START RECORDS SHOWN

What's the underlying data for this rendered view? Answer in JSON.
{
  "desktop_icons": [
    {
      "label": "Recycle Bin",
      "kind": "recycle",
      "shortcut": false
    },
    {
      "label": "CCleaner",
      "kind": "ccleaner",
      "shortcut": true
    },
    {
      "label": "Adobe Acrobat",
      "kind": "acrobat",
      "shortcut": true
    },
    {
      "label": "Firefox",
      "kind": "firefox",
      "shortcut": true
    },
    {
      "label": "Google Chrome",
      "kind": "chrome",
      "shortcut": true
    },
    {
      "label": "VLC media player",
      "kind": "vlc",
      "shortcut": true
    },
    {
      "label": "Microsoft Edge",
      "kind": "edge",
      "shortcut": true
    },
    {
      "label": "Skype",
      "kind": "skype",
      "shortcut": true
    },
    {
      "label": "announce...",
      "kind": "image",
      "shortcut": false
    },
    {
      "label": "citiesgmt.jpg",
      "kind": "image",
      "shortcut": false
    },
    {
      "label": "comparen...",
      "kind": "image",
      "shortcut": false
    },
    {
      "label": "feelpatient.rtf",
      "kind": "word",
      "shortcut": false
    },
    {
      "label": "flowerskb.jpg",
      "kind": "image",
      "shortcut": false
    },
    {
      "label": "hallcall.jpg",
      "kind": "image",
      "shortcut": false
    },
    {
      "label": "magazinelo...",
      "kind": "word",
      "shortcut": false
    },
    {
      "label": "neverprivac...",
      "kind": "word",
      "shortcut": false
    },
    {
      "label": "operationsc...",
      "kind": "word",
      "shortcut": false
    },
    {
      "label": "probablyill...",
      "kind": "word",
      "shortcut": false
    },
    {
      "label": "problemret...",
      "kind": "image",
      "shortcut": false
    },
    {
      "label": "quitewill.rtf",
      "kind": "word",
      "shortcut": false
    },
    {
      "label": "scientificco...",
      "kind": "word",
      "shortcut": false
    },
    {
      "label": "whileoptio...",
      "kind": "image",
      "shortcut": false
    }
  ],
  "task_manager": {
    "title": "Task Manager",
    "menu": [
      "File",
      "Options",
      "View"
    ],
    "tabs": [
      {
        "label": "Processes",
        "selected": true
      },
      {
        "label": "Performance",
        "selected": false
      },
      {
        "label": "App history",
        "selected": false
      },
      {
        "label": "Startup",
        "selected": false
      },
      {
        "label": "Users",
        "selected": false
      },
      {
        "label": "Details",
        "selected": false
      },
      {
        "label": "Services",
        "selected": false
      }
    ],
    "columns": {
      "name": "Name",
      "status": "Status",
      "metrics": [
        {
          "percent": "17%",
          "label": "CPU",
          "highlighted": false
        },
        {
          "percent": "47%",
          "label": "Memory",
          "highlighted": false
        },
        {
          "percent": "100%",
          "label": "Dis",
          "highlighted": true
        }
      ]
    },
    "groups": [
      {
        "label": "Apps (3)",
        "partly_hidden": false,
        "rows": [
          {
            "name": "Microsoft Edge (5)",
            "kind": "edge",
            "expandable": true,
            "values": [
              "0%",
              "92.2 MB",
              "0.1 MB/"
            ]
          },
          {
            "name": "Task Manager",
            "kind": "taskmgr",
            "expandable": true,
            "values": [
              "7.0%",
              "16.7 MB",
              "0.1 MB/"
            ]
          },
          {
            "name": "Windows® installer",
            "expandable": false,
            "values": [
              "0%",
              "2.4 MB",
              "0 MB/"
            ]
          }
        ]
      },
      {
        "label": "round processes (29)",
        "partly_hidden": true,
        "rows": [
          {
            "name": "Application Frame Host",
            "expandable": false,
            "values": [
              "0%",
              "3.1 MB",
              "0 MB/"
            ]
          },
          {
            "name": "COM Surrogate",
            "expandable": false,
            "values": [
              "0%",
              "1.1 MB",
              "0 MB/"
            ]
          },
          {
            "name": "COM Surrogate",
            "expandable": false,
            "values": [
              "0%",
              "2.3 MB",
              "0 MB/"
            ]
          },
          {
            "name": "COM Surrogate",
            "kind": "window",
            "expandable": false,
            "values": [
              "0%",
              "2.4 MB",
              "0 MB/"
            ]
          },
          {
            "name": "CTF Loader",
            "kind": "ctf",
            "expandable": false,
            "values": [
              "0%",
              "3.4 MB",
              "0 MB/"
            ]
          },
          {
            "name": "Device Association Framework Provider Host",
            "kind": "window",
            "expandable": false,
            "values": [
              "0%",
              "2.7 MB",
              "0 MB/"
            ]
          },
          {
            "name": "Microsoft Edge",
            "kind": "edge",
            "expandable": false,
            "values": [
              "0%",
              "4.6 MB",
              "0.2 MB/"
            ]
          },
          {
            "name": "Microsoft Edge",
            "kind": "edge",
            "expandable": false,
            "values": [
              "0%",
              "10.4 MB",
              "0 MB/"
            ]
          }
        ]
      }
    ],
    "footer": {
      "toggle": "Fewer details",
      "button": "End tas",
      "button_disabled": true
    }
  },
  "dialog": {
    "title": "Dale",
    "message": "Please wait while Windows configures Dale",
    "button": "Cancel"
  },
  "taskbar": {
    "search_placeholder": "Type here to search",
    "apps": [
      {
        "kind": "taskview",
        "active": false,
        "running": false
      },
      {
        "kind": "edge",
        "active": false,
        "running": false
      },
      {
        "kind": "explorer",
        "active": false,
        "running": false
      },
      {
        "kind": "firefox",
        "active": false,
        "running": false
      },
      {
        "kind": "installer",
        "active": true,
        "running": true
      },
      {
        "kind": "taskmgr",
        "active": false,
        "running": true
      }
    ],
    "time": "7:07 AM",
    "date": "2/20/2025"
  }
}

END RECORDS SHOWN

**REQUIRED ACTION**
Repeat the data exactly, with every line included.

**TASK ANSWER**
What's the underlying data for this rendered view? Answer in JSON.
{
  "desktop_icons": [
    {
      "label": "Recycle Bin",
      "kind": "recycle",
      "shortcut": false
    },
    {
      "label": "CCleaner",
      "kind": "ccleaner",
      "shortcut": true
    },
    {
      "label": "Adobe Acrobat",
      "kind": "acrobat",
      "shortcut": true
    },
    {
      "label": "Firefox",
      "kind": "firefox",
      "shortcut": true
    },
    {
      "label": "Google Chrome",
      "kind": "chrome",
      "shortcut": true
    },
    {
      "label": "VLC media player",
      "kind": "vlc",
      "shortcut": true
    },
    {
      "label": "Microsoft Edge",
      "kind": "edge",
      "shortcut": true
    },
    {
      "label": "Skype",
      "kind": "skype",
      "shortcut": true
    },
    {
      "label": "announce...",
      "kind": "image",
      "shortcut": false
    },
    {
      "label": "citiesgmt.jpg",
      "kind": "image",
      "shortcut": false
    },
    {
      "label": "comparen...",
      "kind": "image",
      "shortcut": false
    },
    {
      "label": "feelpatient.rtf",
      "kind": "word",
      "shortcut": false
    },
    {
      "label": "flowerskb.jpg",
      "kind": "image",
      "shortcut": false
    },
    {
      "label": "hallcall.jpg",
      "kind": "image",
      "shortcut": false
    },
    {
      "label": "magazinelo...",
      "kind": "word",
      "shortcut": false
    },
    {
      "label": "neverprivac...",
      "kind": "word",
      "shortcut": false
    },
    {
      "label": "operationsc...",
      "kind": "word",
      "shortcut": false
    },
    {
      "label": "probablyill...",
      "kind": "word",
      "shortcut": false
    },
    {
      "label": "problemret...",
      "kind": "image",
      "shortcut": false
    },
    {
      "label": "quitewill.rtf",
      "kind": "word",
      "shortcut": false
    },
    {
      "label": "scientificco...",
      "kind": "word",
      "shortcut": false
    },
    {
      "label": "whileoptio...",
      "kind": "image",
      "shortcut": false
    }
  ],
  "task_manager": {
    "title": "Task Manager",
    "menu": [
      "File",
      "Options",
      "View"
    ],
    "tabs": [
      {
        "label": "Processes",
        "selected": true
      },
      {
        "label": "Performance",
        "selected": false
      },
      {
        "label": "App history",
        "selected": false
      },
      {
        "label": "Startup",
        "selected": false
      },
      {
        "label": "Users",
        "selected": false
      },
      {
        "label": "Details",
        "selected": false
      },
      {
        "label": "Services",
        "selected": false
      }
    ],
    "columns": {
      "name": "Name",
      "status": "Status",
      "metrics": [
        {
          "percent": "17%",
          "label": "CPU",
          "highlighted": false
        },
        {
          "percent": "47%",
          "label": "Memory",
          "highlighted": false
        },
        {
          "percent": "100%",
          "label": "Dis",
          "highlighted": true
        }
      ]
    },
    "groups": [
      {
        "label": "Apps (3)",
        "partly_hidden": false,
        "rows": [
          {
            "name": "Microsoft Edge (5)",
            "kind": "edge",
            "expandable": true,
            "values": [
              "0%",
              "92.2 MB",
              "0.1 MB/"
            ]
          },
          {
            "name": "Task Manager",
            "kind": "taskmgr",
            "expandable": true,
            "values": [
              "7.0%",
              "16.7 MB",
              "0.1 MB/"
            ]
          },
          {
            "name": "Windows® installer",
            "expandable": false,
            "values": [
              "0%",
              "2.4 MB",
              "0 MB/"
            ]
          }
        ]
      },
      {
        "label": "round processes (29)",
        "partly_hidden": true,
        "rows": [
          {
            "name": "Application Frame Host",
            "expandable": false,
            "values": [
              "0%",
              "3.1 MB",
              "0 MB/"
            ]
          },
          {
            "name": "COM Surrogate",
            "expandable": false,
            "values": [
              "0%",
              "1.1 MB",
              "0 MB/"
            ]
          },
          {
            "name": "COM Surrogate",
            "expandable": false,
            "values": [
              "0%",
              "2.3 MB",
              "0 MB/"
            ]
          },
          {
            "name": "COM Surrogate",
            "kind": "window",
            "expandable": false,
            "values": [
              "0%",
              "2.4 MB",
              "0 MB/"
            ]
          },
          {
            "name": "CTF Loader",
            "kind": "ctf",
            "expandable": false,
            "values": [
              "0%",
              "3.4 MB",
              "0 MB/"
            ]
          },
          {
            "name": "Device Association Framework Provider Host",
            "kind": "window",
            "expandable": false,
            "values": [
              "0%",
              "2.7 MB",
              "0 MB/"
            ]
          },
          {
            "name": "Microsoft Edge",
            "kind": "edge",
            "expandable": false,
            "values": [
              "0%",
              "4.6 MB",
              "0.2 MB/"
            ]
          },
          {
            "name": "Microsoft Edge",
            "kind": "edge",
            "expandable": false,
            "values": [
              "0%",
              "10.4 MB",
              "0 MB/"
            ]
          }
        ]
      }
    ],
    "footer": {
      "toggle": "Fewer details",
      "button": "End tas",
      "button_disabled": true
    }
  },
  "dialog": {
    "title": "Dale",
    "message": "Please wait while Windows configures Dale",
    "button": "Cancel"
  },
  "taskbar": {
    "search_placeholder": "Type here to search",
    "apps": [
      {
        "kind": "taskview",
        "active": false,
        "running": false
      },
      {
        "kind": "edge",
        "active": false,
        "running": false
      },
      {
        "kind": "explorer",
        "active": false,
        "running": false
      },
      {
        "kind": "firefox",
        "active": false,
        "running": false
      },
      {
        "kind": "installer",
        "active": true,
        "running": true
      },
      {
        "kind": "taskmgr",
        "active": false,
        "running": true
      }
    ],
    "time": "7:07 AM",
    "date": "2/20/2025"
  }
}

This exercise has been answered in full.